Task to complete - Below are entries. Pull out all lines containing "screenshot".

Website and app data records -
════════════════

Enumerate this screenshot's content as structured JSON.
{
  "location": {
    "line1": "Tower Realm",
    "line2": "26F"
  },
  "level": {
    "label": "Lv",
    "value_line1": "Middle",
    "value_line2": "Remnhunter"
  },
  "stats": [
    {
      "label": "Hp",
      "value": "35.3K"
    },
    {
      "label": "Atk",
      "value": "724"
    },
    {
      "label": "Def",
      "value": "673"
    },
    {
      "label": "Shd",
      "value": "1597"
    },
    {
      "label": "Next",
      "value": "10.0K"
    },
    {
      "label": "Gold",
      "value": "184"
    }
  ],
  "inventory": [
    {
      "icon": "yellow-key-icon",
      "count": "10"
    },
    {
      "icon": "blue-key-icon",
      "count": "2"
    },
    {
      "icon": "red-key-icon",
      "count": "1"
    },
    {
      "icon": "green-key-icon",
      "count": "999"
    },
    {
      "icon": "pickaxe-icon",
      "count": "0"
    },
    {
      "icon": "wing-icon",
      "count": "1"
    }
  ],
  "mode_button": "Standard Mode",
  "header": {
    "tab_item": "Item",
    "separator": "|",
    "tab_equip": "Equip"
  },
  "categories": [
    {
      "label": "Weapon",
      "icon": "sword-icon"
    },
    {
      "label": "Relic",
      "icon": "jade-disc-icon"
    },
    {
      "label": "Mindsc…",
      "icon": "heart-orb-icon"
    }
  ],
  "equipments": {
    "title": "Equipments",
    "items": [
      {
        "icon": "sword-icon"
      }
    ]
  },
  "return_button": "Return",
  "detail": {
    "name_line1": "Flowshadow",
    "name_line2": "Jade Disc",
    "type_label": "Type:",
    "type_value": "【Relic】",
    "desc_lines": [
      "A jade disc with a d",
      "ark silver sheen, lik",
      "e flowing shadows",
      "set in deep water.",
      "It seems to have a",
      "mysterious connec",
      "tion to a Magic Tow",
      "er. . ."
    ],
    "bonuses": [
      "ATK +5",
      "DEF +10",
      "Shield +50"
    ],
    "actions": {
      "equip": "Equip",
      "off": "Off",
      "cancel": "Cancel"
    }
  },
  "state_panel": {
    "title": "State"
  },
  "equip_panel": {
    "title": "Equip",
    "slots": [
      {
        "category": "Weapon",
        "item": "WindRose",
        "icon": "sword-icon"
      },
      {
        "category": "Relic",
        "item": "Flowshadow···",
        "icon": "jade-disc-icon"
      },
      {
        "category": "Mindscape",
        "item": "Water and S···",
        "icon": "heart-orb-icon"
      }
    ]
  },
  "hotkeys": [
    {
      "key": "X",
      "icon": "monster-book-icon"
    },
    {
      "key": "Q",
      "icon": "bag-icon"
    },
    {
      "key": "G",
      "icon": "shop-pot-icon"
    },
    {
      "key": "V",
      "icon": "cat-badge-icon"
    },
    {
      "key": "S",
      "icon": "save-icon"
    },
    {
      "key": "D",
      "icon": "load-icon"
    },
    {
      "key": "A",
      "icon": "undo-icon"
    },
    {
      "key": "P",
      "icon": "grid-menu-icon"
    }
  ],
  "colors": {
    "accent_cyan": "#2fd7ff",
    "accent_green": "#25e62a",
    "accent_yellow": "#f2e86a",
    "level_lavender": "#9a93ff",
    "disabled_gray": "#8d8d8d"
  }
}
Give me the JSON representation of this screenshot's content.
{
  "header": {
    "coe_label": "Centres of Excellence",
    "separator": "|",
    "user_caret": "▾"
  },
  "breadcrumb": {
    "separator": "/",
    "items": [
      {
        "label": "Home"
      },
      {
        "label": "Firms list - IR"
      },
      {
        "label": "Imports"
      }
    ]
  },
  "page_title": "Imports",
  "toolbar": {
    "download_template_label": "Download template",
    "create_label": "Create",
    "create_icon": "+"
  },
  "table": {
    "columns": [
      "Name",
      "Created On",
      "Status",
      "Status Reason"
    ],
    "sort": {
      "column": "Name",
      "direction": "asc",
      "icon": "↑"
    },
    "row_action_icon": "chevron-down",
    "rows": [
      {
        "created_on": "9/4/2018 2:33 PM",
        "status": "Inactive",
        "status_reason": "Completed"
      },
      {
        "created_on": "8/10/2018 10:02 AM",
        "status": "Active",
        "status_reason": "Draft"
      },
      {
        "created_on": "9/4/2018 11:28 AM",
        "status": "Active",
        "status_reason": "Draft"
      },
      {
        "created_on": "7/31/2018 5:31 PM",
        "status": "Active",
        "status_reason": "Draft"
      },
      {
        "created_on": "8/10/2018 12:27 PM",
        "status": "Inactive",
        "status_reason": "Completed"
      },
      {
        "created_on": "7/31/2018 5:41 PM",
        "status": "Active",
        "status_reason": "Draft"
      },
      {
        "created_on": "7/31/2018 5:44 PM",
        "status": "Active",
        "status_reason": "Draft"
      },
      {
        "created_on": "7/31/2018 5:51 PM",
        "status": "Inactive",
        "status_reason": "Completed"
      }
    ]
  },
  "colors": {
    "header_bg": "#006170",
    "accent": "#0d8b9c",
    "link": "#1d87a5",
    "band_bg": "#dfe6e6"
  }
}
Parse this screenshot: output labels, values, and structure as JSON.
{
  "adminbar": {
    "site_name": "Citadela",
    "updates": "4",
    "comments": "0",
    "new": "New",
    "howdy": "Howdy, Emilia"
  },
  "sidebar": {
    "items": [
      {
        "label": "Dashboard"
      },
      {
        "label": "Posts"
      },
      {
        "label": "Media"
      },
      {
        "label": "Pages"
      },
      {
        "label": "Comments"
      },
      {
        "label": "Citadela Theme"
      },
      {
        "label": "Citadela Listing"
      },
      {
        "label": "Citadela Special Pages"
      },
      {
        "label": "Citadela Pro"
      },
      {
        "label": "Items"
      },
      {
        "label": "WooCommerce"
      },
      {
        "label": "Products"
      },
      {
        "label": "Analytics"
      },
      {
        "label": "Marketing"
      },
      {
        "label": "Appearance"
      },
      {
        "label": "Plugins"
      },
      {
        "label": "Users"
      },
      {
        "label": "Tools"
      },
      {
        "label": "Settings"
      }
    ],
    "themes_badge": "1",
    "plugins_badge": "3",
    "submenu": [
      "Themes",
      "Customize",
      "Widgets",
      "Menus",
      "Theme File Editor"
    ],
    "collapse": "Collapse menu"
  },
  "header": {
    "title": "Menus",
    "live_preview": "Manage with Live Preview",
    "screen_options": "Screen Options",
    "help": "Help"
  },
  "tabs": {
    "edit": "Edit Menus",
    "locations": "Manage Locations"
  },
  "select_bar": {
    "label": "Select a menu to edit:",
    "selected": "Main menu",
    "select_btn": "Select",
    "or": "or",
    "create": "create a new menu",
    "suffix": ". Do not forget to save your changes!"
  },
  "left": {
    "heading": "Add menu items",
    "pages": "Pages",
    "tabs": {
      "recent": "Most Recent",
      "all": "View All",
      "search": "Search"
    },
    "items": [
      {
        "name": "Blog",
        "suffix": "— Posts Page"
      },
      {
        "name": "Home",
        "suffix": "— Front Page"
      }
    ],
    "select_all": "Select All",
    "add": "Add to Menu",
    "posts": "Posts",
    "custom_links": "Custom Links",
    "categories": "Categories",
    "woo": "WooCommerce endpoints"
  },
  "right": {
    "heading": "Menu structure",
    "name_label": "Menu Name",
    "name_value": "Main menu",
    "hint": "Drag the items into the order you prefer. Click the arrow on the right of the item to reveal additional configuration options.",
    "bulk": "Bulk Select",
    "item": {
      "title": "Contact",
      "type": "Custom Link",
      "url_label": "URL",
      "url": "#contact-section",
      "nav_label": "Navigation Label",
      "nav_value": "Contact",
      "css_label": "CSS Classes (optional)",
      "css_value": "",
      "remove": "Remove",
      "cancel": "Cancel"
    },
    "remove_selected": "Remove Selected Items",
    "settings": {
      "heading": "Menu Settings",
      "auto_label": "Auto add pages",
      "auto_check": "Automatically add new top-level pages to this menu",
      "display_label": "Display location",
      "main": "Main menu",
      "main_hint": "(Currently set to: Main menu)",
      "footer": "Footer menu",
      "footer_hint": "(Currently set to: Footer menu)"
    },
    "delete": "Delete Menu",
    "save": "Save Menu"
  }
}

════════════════

Solution -
Enumerate this screenshot's content as structured JSON.
Give me the JSON representation of this screenshot's content.
Parse this screenshot: output labels, values, and structure as JSON.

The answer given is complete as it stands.